Elon Musk has unveiled the third part of Tesla’s ‘Master Plan’, in which the company will lead the global effort to phase out fossil fuels and transition the world to sustainable energy. The plan was unveiled during an investor event Wednesday held at the company’s Gigafactory in Austin, Texas.
Master Plan 3 includes adding renewable energy to the existing grid, producing more electric vehicles, installing heat pumps in homes and buildings, using high-temperature heat supply and hydrogen for industrial applications, and building airplanes and boats with sustainable fuels . Musk’s plan is to create “a sustainable energy culture.”

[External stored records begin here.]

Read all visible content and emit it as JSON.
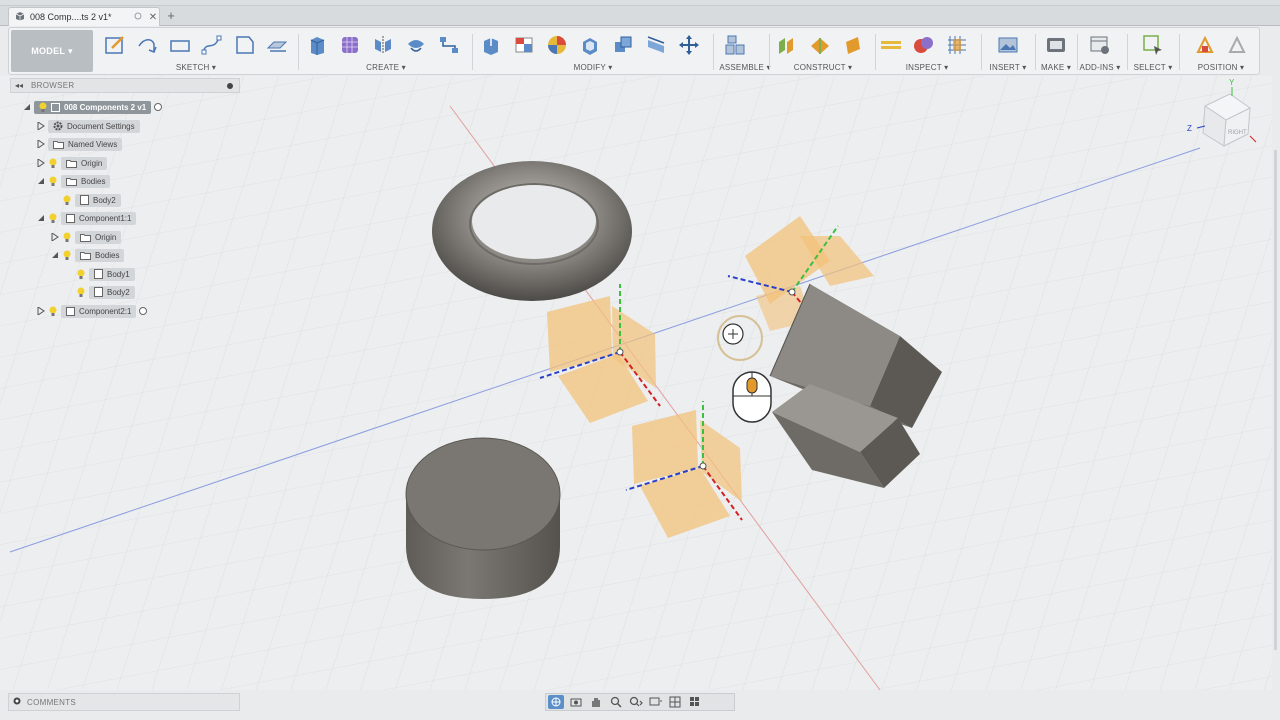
{
  "document_tab": {
    "title": "008 Comp....ts 2 v1*",
    "close_icon": "close-icon"
  },
  "toolbar": {
    "workspace": "MODEL",
    "groups": {
      "sketch": "SKETCH",
      "create": "CREATE",
      "modify": "MODIFY",
      "assemble": "ASSEMBLE",
      "construct": "CONSTRUCT",
      "inspect": "INSPECT",
      "insert": "INSERT",
      "make": "MAKE",
      "addins": "ADD-INS",
      "select": "SELECT",
      "position": "POSITION"
    }
  },
  "browser": {
    "title": "BROWSER",
    "root": "008 Components 2 v1",
    "items": {
      "document_settings": "Document Settings",
      "named_views": "Named Views",
      "origin": "Origin",
      "bodies": "Bodies",
      "body2": "Body2",
      "component1": "Component1:1",
      "c1_origin": "Origin",
      "c1_bodies": "Bodies",
      "c1_body1": "Body1",
      "c1_body2": "Body2",
      "component2": "Component2:1"
    }
  },
  "viewcube": {
    "face": "RIGHT",
    "axis_z": "Z",
    "axis_y": "Y"
  },
  "comments": {
    "title": "COMMENTS"
  },
  "colors": {
    "accent": "#5a8fc7",
    "plane": "#f3c27a",
    "body": "#7e7c76"
  }
}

Tesla predicts that $10 trillion in investment will be needed to achieve this sustainable, renewable-powered future. Musk said it’s “not a big number relative to the global economy.”
Tesla predicts it will take $10 trillion in investment to bring about this sustainable, renewable-powered future
“There is a clear path to sustainable energy on Earth,” Musk said. “It does not require the destruction of natural habitats. It doesn’t require us to be strict and stop using electricity and be kind of cold or whatever.”
A large part of achieving this vision includes expanding global energy storage capacity to 240 TWh. During the event, Tesla executives said that this can be achieved without having to mine a significant amount of ore. Musk claimed he would only need less than 30 percent of all the nickel on Earth. It would also need iron, but Musk isn’t worried, saying it’s the most abundant metal on the planet.
Musk adds that the infrastructure needed for this, including wind and solar power, would take up “less than 0.2 percent” of the Earth’s surface. Details are still scarce on how all of this is supposed to play out, but Musk has promised to release a white paper outlining the plan soon.
Musk adds that the infrastructure needed for this, including wind and solar power, would take up “less than 0.2 percent” of the Earth’s surface
“I really wanted to deal today not just with Tesla investors who have stock, but really with any investor on Earth,” Musk said optimistically.
The nearly three-hour event did not include specific information about new vehicles. The company teased two mystery vehicles that remained hidden in the launch images – including one that is clearly a smaller car and another that looks like a small commercial truck.
Also absent was any mention of Musk’s other companies, SpaceX and The Boring Company, despite Musk earlier hinting that the third Master Plan would seek to connect his various businesses.
Tesla has unveiled a new, more efficient vehicle manufacturing process that will be used for its next generation of vehicles. The company calls it the “Boxless Process,” which allows the vehicle to be built once on the assembly line and paint only the parts that need to be painted. The automaker also claims that the next-generation powertrain will not use rare earth minerals.
Tesla’s previous two general plans were mostly hit-or-miss. While the company managed to achieve most of the goals set out in the first plan, which was first published in 2006, the second plan remains largely unrealized.
That plan, published in 2016 under the cheeky title “Part Deux,” said Tesla would build a thriving solar business, introduce several new vehicles in all major segments, achieve full autonomy and launch a network robotaxi for vehicle owners to earn up to $30,000 per year.
While Tesla has started its solar rooftop business, installations are moving slowly. Some customers have complained about huge price hikes. And the company has scaled back its ambitions as revenue remains relatively flat.
Tesla has introduced two new vehicles since releasing its second Master Plan: the Tesla Semi and the Cybertruck. Tesla Semi deliveries began late last year, and the Cybertruck is still planned for this year — according to Tesla chief designer Franz von Holzhausen, who was on stage at the event. Musk said mass production of the strangely designed truck will begin in 2024.
Meanwhile, Tesla’s plans for fully autonomous vehicles are uncertain. While AV operators like Waymo and Cruise have been putting in a lot of mileage with their driverless robotaxi, Tesla has taken a different approach by introducing a $15,000 option called Full Self-Driving to hundreds of thousands of customers. Despite the misleading name, FSD is simply a partially autonomous level 2 system that requires constant driver monitoring. Tesla recently halted new FSD installations after the National Highway Traffic Safety Administration called it a “crash hazard.”
Similarly, Musk’s promise that Tesla owners with FSD will be able to earn passive income by sending their vehicles to autonomously pick up passengers as a robotaxi service has not materialized. In recent months, Musk has suggested that Tesla will build an autonomous robotaxi vehicle, casting doubt on his original suggestion that Teslas on the road today could qualify for such a service.